_ENTRIES PROVIDED_
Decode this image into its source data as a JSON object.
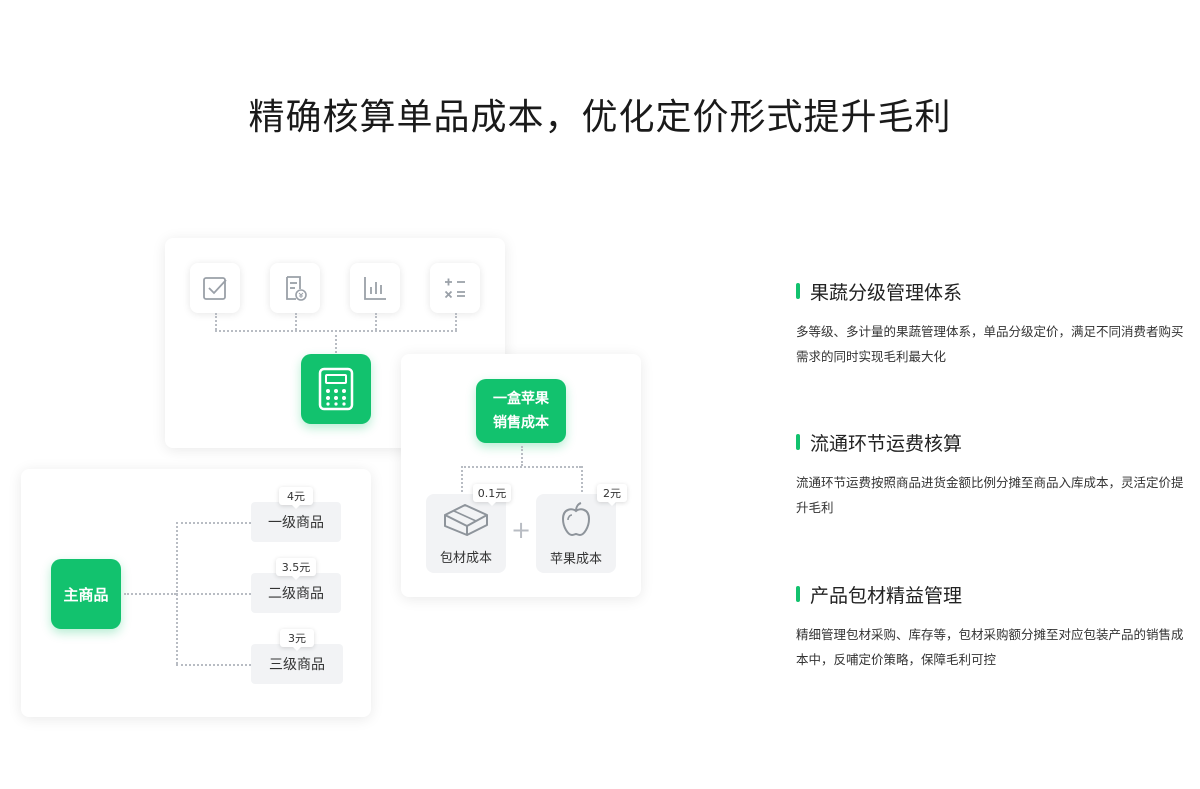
{
  "page": {
    "title": "精确核算单品成本，优化定价形式提升毛利"
  },
  "diagram": {
    "tool_icons": [
      "checkbox-icon",
      "invoice-icon",
      "bar-chart-icon",
      "calculator-operators-icon"
    ],
    "center_icon": "calculator-icon",
    "main_product": "主商品",
    "grades": [
      {
        "price": "4元",
        "label": "一级商品"
      },
      {
        "price": "3.5元",
        "label": "二级商品"
      },
      {
        "price": "3元",
        "label": "三级商品"
      }
    ],
    "box_cost": {
      "line1": "一盒苹果",
      "line2": "销售成本",
      "items": [
        {
          "price": "0.1元",
          "label": "包材成本",
          "icon": "package-box-icon"
        },
        {
          "price": "2元",
          "label": "苹果成本",
          "icon": "apple-icon"
        }
      ],
      "plus": "+"
    }
  },
  "features": [
    {
      "title": "果蔬分级管理体系",
      "desc": "多等级、多计量的果蔬管理体系，单品分级定价，满足不同消费者购买需求的同时实现毛利最大化"
    },
    {
      "title": "流通环节运费核算",
      "desc": "流通环节运费按照商品进货金额比例分摊至商品入库成本，灵活定价提升毛利"
    },
    {
      "title": "产品包材精益管理",
      "desc": "精细管理包材采购、库存等，包材采购额分摊至对应包装产品的销售成本中，反哺定价策略，保障毛利可控"
    }
  ],
  "colors": {
    "accent": "#12c26e",
    "tile": "#f2f3f5"
  }
}
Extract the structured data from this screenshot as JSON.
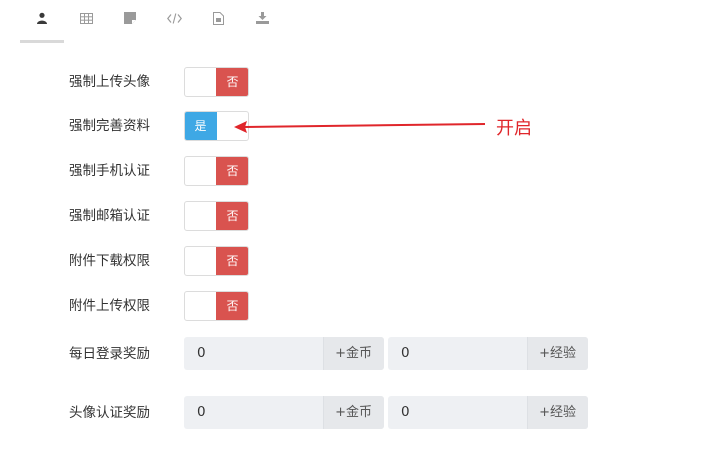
{
  "tabs": [
    {
      "icon": "user-icon",
      "active": true
    },
    {
      "icon": "table-icon",
      "active": false
    },
    {
      "icon": "note-icon",
      "active": false
    },
    {
      "icon": "code-icon",
      "active": false
    },
    {
      "icon": "file-icon",
      "active": false
    },
    {
      "icon": "download-icon",
      "active": false
    }
  ],
  "settings": {
    "force_avatar": {
      "label": "强制上传头像",
      "state": "否"
    },
    "force_profile": {
      "label": "强制完善资料",
      "state": "是"
    },
    "force_phone": {
      "label": "强制手机认证",
      "state": "否"
    },
    "force_email": {
      "label": "强制邮箱认证",
      "state": "否"
    },
    "attach_download": {
      "label": "附件下载权限",
      "state": "否"
    },
    "attach_upload": {
      "label": "附件上传权限",
      "state": "否"
    }
  },
  "rewards": {
    "daily_login": {
      "label": "每日登录奖励",
      "gold_value": "0",
      "gold_addon": "+金币",
      "exp_value": "0",
      "exp_addon": "+经验"
    },
    "avatar_verify": {
      "label": "头像认证奖励",
      "gold_value": "0",
      "gold_addon": "+金币",
      "exp_value": "0",
      "exp_addon": "+经验"
    }
  },
  "annotation": {
    "text": "开启"
  },
  "colors": {
    "off": "#d9534f",
    "on": "#3ea8e5",
    "annotation": "#e0262b"
  }
}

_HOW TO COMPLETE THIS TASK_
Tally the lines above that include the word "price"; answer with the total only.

_REPLY TO THE EXERCISE_
5